Output: As discussed earlier, the cosine distribution is actually an approximation of the normal distribution. Hence the illustration above legitimizes the claim. If you want to bring changes in the manner of the visualization, you can easily do that. Though this is optional.
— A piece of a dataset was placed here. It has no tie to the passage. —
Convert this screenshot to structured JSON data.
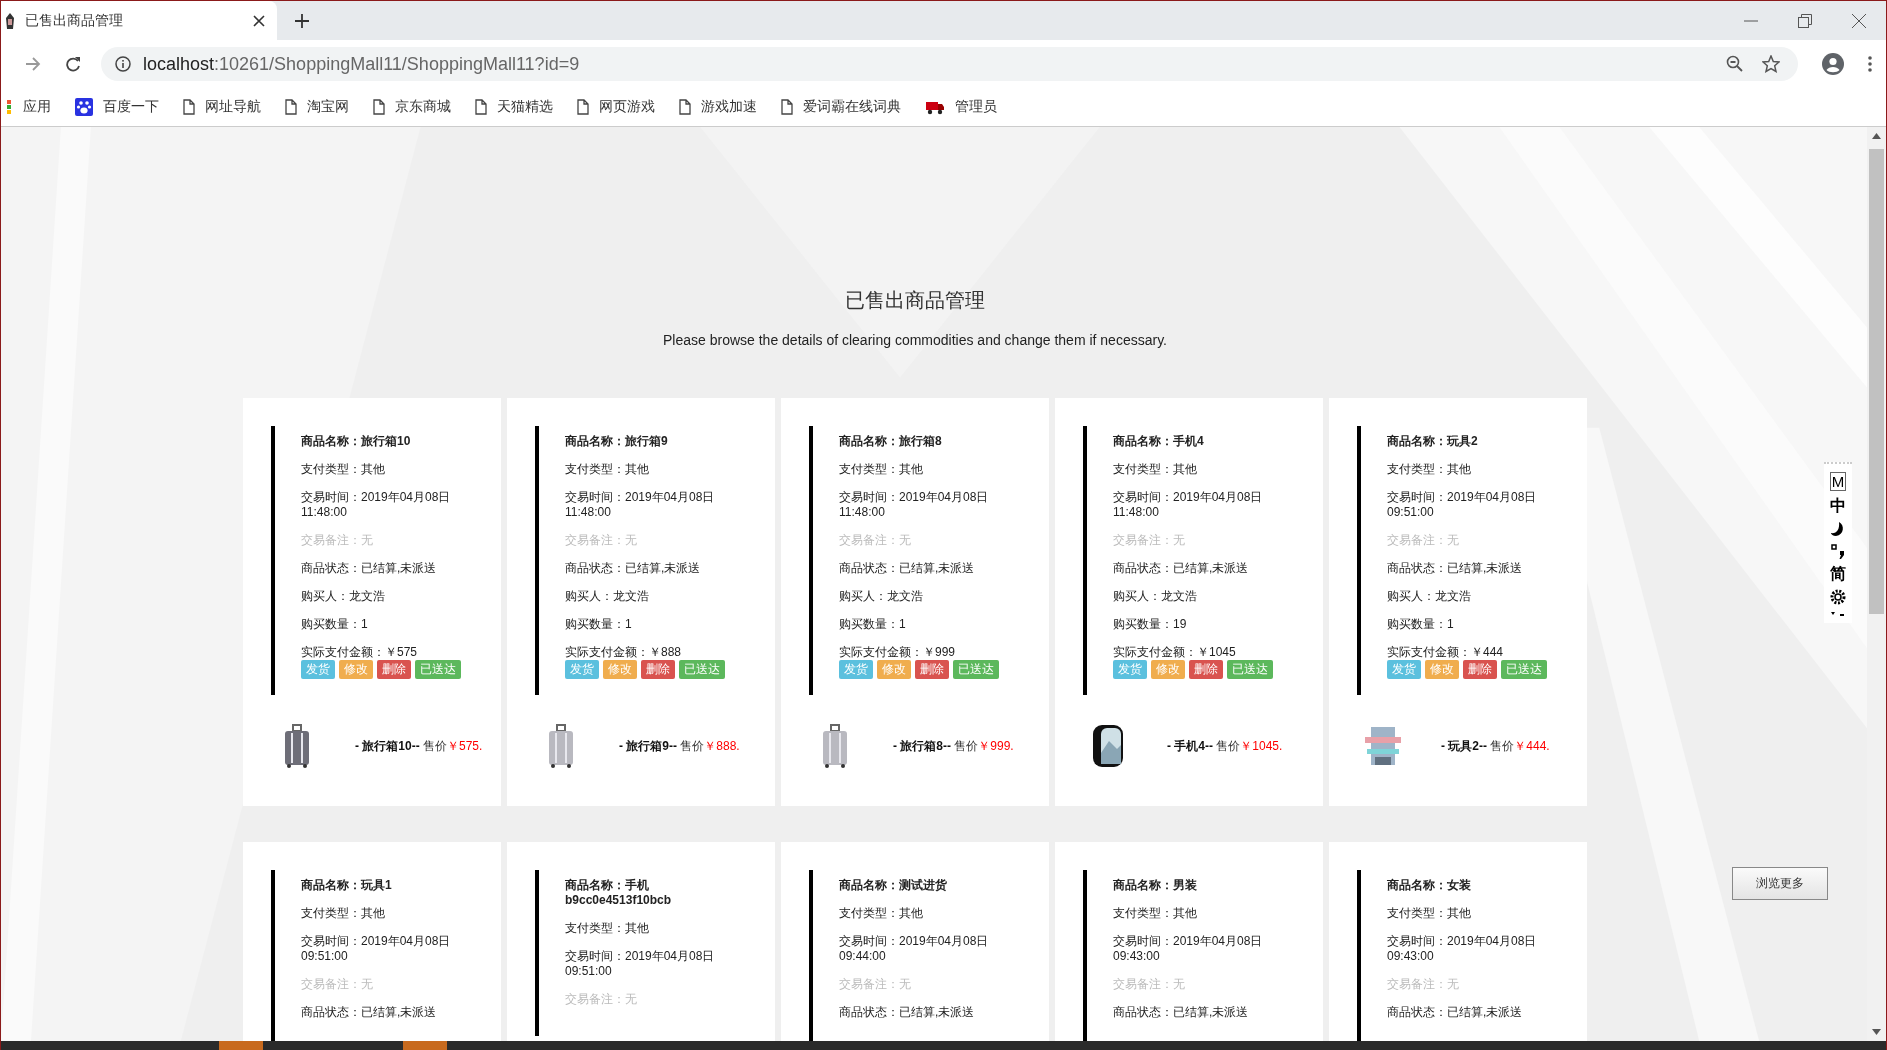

So this concludes a simplified tutorial on the scipy stats.cosine() variable in python. But a lot of work is still on you as you have to decide what parameters to use as per the problem statement.